------ Provided material
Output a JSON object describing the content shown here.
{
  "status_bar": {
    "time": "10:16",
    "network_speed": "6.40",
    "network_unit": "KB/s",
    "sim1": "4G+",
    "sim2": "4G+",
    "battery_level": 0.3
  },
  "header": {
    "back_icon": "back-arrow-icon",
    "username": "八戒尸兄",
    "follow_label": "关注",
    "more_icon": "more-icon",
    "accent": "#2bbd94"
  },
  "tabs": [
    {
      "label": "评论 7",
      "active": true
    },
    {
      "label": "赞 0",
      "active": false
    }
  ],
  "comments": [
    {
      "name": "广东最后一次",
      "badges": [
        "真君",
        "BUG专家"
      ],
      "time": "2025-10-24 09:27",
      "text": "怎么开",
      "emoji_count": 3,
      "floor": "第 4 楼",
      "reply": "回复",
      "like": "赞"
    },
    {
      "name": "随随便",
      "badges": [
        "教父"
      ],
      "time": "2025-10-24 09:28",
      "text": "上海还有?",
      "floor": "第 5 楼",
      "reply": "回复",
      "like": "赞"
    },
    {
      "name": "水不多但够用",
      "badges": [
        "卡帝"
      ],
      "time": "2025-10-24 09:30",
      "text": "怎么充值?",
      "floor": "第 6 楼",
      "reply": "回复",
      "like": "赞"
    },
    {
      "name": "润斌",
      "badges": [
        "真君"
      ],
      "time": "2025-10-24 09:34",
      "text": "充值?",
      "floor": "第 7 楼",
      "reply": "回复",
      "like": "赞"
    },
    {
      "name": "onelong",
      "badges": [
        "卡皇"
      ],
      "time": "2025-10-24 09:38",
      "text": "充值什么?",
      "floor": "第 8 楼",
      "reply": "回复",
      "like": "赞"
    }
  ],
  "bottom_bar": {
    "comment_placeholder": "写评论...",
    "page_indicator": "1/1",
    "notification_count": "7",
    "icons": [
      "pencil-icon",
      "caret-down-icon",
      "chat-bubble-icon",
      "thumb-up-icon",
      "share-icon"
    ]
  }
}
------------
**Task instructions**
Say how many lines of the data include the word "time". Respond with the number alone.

**Answer area**
6